Health ads are designed to sell a product or service by appealing to our health concerns. But do they actually work? A new study suggests that health ads may not be as effective as we think. The study found that people who saw a health ad were no more likely to change their behavior than those who didn’t see the ad. So, why are we still seeing so many health ads?
Do health ads actually work?
In a world where we are constantly bombarded with advertising, it can be hard to decipher what is actually effective and what is not. When it comes to health ads, do they actually work in getting people to lead healthier lifestyles?
There is no doubt that health ads have an impact on viewers. Whether it is a commercial for a new gym membership or a public service announcement about the dangers of smoking, these ads can grab our attention and make us think about our own health habits.
However, simply watching a health ad is not enough to change our behavior. In order for these ads to be truly effective, they need to be part of a larger campaign that includes education and support. For example, an ad campaign that encourages people to quit smoking will be more successful if it also provides resources like quitting hotlines and counseling services.
The history of health advertising
In the early days of health advertising, ad creator relied on simple messages and visuals to get their point across. This worked well enough when the products being advertised were relatively straightforward and the audience was small. As the field of health care grew more complex, however, and the audience became more diverse, advertisers had to find new ways to capture attention and communicate their message.
One of the most effective techniques that emerged was storytelling. By weaving together a compelling narrative about a character who is facing a health challenge, advertisers could both educate and engage viewers in a way that was much more impactful than a simple list of benefits or features.
Today, health advertising has evolved even further, with sophisticated data-driven targeting and personalized creative becoming the norm.
The effectiveness of health advertising
In the United States, we are constantly bombarded with advertising for products and services, many of which relate to our health. We see ads for prescription drugs, weight-loss programs, fitness equipment, and more. But how effective is this health advertising?
A study by the University of Birmingham found that nearly two-thirds of adults in the U.S. are influenced by health advertising. The study also found that health ads are most effective when they are targeted at specific groups, such as people with a certain medical condition or those who are trying to lose weight.
So, what does this mean for businesses that want to advertise their health-related products and services? It means that they need to be very careful about who they target with their ads.
The impact of health advertising
In the United States, health advertising is a $5 billion industry (Levinthal, 2015). Health advertising has been shown to have a significant impact on consumer behavior (Aiken et al., 2004). For example, one study found that health-related television advertising increased the likelihood that viewers would engage in healthy behaviors such as exercising and eating breakfast (Hahn et al., 2010).
Health advertising can also have a negative impact on consumers. For instance, ads that promote unhealthy foods or products can lead to obesity and other chronic health problems (Worth, 2014). Additionally, some health ads may be misleading or provide false information about a product’s effectiveness.
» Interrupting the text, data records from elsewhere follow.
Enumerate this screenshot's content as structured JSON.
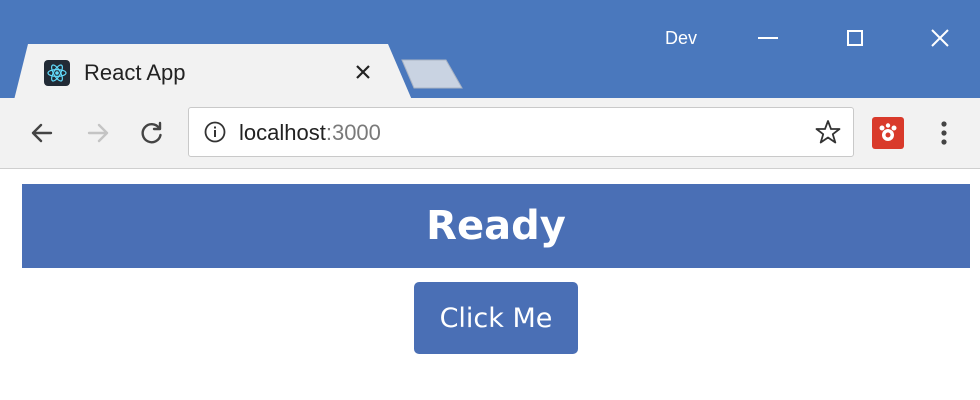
{
  "window": {
    "profile_label": "Dev",
    "accent_color": "#4a78bd"
  },
  "tab": {
    "title": "React App",
    "favicon": "react-logo-icon",
    "close": "close-icon"
  },
  "toolbar": {
    "back": "arrow-left-icon",
    "forward": "arrow-right-icon",
    "reload": "reload-icon",
    "url_host": "localhost",
    "url_port": ":3000",
    "bookmark": "star-icon",
    "extension": "extension-icon",
    "menu": "kebab-menu-icon"
  },
  "page": {
    "banner_text": "Ready",
    "button_label": "Click Me",
    "primary_color": "#4a6fb5"
  }
}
This can cause people to make poor health decisions or use ineffective treatments.
Overall, health advertising can have both positive and negative impacts on consumers.
The challenges of health advertising
There is no doubt that advertising plays a significant role in our society. It is everywhere we look, from television commercials to billboards. And while advertising can be a powerful tool to sell products and services, it can also be a source of misinformation.
When it comes to health-related products and services, advertisers often make claims that are not backed by science or evidence. This can lead people to believe that certain products or treatments are more effective than they actually are. Additionally, ads for health-related products and services can be misleading, making false or exaggerated claims about the benefits of a product or service.
The challenges of health advertising are twofold: first, ads can misinform the public about the effectiveness of certain products or treatments; and second, ads can make false or exaggerated claims about the benefits of a product or service.
In conclusion,it is difficult to say whether or not health ads actually work. The research is conflicted and there are many factors to consider. However, it seems that these ads may be more effective in changing behavior when they are targeted at specific groups, such as young people or those with certain health conditions. Additionally, ads that focus on positive messages and individual behavior change may be more successful than those that use fear-based messages.